··· Provided entries

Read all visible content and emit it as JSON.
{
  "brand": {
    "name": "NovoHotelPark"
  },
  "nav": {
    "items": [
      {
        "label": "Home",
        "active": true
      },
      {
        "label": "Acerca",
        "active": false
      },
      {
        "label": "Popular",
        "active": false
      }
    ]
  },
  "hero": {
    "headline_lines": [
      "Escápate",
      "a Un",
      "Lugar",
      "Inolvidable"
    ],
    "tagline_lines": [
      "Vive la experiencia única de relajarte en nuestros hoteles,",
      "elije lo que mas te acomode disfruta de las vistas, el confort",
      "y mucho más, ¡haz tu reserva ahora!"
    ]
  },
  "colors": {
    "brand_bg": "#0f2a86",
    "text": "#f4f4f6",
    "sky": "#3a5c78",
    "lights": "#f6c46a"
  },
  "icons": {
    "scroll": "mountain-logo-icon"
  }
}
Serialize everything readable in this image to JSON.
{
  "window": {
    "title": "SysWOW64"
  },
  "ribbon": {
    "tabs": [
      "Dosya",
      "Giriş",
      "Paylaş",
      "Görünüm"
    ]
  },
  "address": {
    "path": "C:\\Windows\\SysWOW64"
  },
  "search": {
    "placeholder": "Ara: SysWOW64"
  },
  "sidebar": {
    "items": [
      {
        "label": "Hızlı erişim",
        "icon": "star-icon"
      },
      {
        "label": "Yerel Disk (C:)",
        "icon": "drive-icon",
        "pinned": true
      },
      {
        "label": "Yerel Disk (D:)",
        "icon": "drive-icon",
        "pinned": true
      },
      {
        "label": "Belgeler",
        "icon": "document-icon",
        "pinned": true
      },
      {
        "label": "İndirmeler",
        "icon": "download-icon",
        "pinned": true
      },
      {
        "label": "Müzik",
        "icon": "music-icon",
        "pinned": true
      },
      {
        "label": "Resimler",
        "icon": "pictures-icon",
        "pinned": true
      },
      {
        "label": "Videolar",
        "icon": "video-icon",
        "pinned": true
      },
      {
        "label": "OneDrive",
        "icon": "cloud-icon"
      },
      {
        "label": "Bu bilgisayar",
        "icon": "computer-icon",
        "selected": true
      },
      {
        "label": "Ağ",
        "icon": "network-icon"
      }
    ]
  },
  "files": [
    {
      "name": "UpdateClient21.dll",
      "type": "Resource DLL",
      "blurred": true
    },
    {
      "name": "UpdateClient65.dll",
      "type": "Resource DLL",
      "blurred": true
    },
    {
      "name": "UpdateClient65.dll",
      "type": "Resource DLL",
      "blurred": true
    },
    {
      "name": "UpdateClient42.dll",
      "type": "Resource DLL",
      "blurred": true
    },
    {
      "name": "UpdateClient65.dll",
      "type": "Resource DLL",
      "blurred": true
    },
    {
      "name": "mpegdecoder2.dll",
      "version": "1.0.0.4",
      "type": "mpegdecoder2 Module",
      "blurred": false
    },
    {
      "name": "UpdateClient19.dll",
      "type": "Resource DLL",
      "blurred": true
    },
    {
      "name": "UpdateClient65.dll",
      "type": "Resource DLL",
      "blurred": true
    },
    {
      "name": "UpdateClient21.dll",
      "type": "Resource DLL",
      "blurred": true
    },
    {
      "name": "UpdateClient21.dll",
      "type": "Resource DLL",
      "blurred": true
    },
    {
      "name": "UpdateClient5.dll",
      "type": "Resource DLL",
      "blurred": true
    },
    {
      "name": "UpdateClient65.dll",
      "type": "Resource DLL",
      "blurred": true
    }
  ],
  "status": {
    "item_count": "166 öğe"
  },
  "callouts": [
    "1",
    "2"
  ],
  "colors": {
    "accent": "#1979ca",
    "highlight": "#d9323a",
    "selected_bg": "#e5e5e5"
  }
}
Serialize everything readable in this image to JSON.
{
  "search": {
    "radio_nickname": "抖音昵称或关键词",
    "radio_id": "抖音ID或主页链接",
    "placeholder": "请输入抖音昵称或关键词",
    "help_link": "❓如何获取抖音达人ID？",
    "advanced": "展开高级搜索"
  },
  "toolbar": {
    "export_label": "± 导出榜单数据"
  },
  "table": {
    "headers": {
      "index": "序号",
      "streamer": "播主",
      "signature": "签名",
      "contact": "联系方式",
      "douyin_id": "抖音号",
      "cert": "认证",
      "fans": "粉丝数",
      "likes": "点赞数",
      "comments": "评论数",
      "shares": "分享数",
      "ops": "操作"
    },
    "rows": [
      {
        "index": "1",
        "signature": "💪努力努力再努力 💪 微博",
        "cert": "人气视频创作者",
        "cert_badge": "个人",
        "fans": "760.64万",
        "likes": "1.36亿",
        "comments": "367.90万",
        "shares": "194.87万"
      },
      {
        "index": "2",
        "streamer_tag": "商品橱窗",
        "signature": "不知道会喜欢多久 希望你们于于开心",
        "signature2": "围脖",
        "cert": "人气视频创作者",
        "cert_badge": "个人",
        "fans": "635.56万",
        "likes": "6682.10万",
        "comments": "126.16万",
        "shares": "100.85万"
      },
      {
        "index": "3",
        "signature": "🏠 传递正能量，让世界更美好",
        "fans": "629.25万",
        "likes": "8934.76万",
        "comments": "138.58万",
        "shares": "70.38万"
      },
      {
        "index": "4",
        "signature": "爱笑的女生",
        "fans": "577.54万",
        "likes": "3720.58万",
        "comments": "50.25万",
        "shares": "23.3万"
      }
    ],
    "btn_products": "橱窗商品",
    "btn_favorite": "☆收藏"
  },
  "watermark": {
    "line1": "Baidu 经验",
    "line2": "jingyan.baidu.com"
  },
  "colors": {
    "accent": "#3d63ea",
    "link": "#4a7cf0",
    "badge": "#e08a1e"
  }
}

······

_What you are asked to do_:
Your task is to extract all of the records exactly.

_Task response_:
Read all visible content and emit it as JSON.
{
  "brand": {
    "name": "NovoHotelPark"
  },
  "nav": {
    "items": [
      {
        "label": "Home",
        "active": true
      },
      {
        "label": "Acerca",
        "active": false
      },
      {
        "label": "Popular",
        "active": false
      }
    ]
  },
  "hero": {
    "headline_lines": [
      "Escápate",
      "a Un",
      "Lugar",
      "Inolvidable"
    ],
    "tagline_lines": [
      "Vive la experiencia única de relajarte en nuestros hoteles,",
      "elije lo que mas te acomode disfruta de las vistas, el confort",
      "y mucho más, ¡haz tu reserva ahora!"
    ]
  },
  "colors": {
    "brand_bg": "#0f2a86",
    "text": "#f4f4f6",
    "sky": "#3a5c78",
    "lights": "#f6c46a"
  },
  "icons": {
    "scroll": "mountain-logo-icon"
  }
}
Serialize everything readable in this image to JSON.
{
  "window": {
    "title": "SysWOW64"
  },
  "ribbon": {
    "tabs": [
      "Dosya",
      "Giriş",
      "Paylaş",
      "Görünüm"
    ]
  },
  "address": {
    "path": "C:\\Windows\\SysWOW64"
  },
  "search": {
    "placeholder": "Ara: SysWOW64"
  },
  "sidebar": {
    "items": [
      {
        "label": "Hızlı erişim",
        "icon": "star-icon"
      },
      {
        "label": "Yerel Disk (C:)",
        "icon": "drive-icon",
        "pinned": true
      },
      {
        "label": "Yerel Disk (D:)",
        "icon": "drive-icon",
        "pinned": true
      },
      {
        "label": "Belgeler",
        "icon": "document-icon",
        "pinned": true
      },
      {
        "label": "İndirmeler",
        "icon": "download-icon",
        "pinned": true
      },
      {
        "label": "Müzik",
        "icon": "music-icon",
        "pinned": true
      },
      {
        "label": "Resimler",
        "icon": "pictures-icon",
        "pinned": true
      },
      {
        "label": "Videolar",
        "icon": "video-icon",
        "pinned": true
      },
      {
        "label": "OneDrive",
        "icon": "cloud-icon"
      },
      {
        "label": "Bu bilgisayar",
        "icon": "computer-icon",
        "selected": true
      },
      {
        "label": "Ağ",
        "icon": "network-icon"
      }
    ]
  },
  "files": [
    {
      "name": "UpdateClient21.dll",
      "type": "Resource DLL",
      "blurred": true
    },
    {
      "name": "UpdateClient65.dll",
      "type": "Resource DLL",
      "blurred": true
    },
    {
      "name": "UpdateClient65.dll",
      "type": "Resource DLL",
      "blurred": true
    },
    {
      "name": "UpdateClient42.dll",
      "type": "Resource DLL",
      "blurred": true
    },
    {
      "name": "UpdateClient65.dll",
      "type": "Resource DLL",
      "blurred": true
    },
    {
      "name": "mpegdecoder2.dll",
      "version": "1.0.0.4",
      "type": "mpegdecoder2 Module",
      "blurred": false
    },
    {
      "name": "UpdateClient19.dll",
      "type": "Resource DLL",
      "blurred": true
    },
    {
      "name": "UpdateClient65.dll",
      "type": "Resource DLL",
      "blurred": true
    },
    {
      "name": "UpdateClient21.dll",
      "type": "Resource DLL",
      "blurred": true
    },
    {
      "name": "UpdateClient21.dll",
      "type": "Resource DLL",
      "blurred": true
    },
    {
      "name": "UpdateClient5.dll",
      "type": "Resource DLL",
      "blurred": true
    },
    {
      "name": "UpdateClient65.dll",
      "type": "Resource DLL",
      "blurred": true
    }
  ],
  "status": {
    "item_count": "166 öğe"
  },
  "callouts": [
    "1",
    "2"
  ],
  "colors": {
    "accent": "#1979ca",
    "highlight": "#d9323a",
    "selected_bg": "#e5e5e5"
  }
}
Serialize everything readable in this image to JSON.
{
  "search": {
    "radio_nickname": "抖音昵称或关键词",
    "radio_id": "抖音ID或主页链接",
    "placeholder": "请输入抖音昵称或关键词",
    "help_link": "❓如何获取抖音达人ID？",
    "advanced": "展开高级搜索"
  },
  "toolbar": {
    "export_label": "± 导出榜单数据"
  },
  "table": {
    "headers": {
      "index": "序号",
      "streamer": "播主",
      "signature": "签名",
      "contact": "联系方式",
      "douyin_id": "抖音号",
      "cert": "认证",
      "fans": "粉丝数",
      "likes": "点赞数",
      "comments": "评论数",
      "shares": "分享数",
      "ops": "操作"
    },
    "rows": [
      {
        "index": "1",
        "signature": "💪努力努力再努力 💪 微博",
        "cert": "人气视频创作者",
        "cert_badge": "个人",
        "fans": "760.64万",
        "likes": "1.36亿",
        "comments": "367.90万",
        "shares": "194.87万"
      },
      {
        "index": "2",
        "streamer_tag": "商品橱窗",
        "signature": "不知道会喜欢多久 希望你们于于开心",
        "signature2": "围脖",
        "cert": "人气视频创作者",
        "cert_badge": "个人",
        "fans": "635.56万",
        "likes": "6682.10万",
        "comments": "126.16万",
        "shares": "100.85万"
      },
      {
        "index": "3",
        "signature": "🏠 传递正能量，让世界更美好",
        "fans": "629.25万",
        "likes": "8934.76万",
        "comments": "138.58万",
        "shares": "70.38万"
      },
      {
        "index": "4",
        "signature": "爱笑的女生",
        "fans": "577.54万",
        "likes": "3720.58万",
        "comments": "50.25万",
        "shares": "23.3万"
      }
    ],
    "btn_products": "橱窗商品",
    "btn_favorite": "☆收藏"
  },
  "watermark": {
    "line1": "Baidu 经验",
    "line2": "jingyan.baidu.com"
  },
  "colors": {
    "accent": "#3d63ea",
    "link": "#4a7cf0",
    "badge": "#e08a1e"
  }
}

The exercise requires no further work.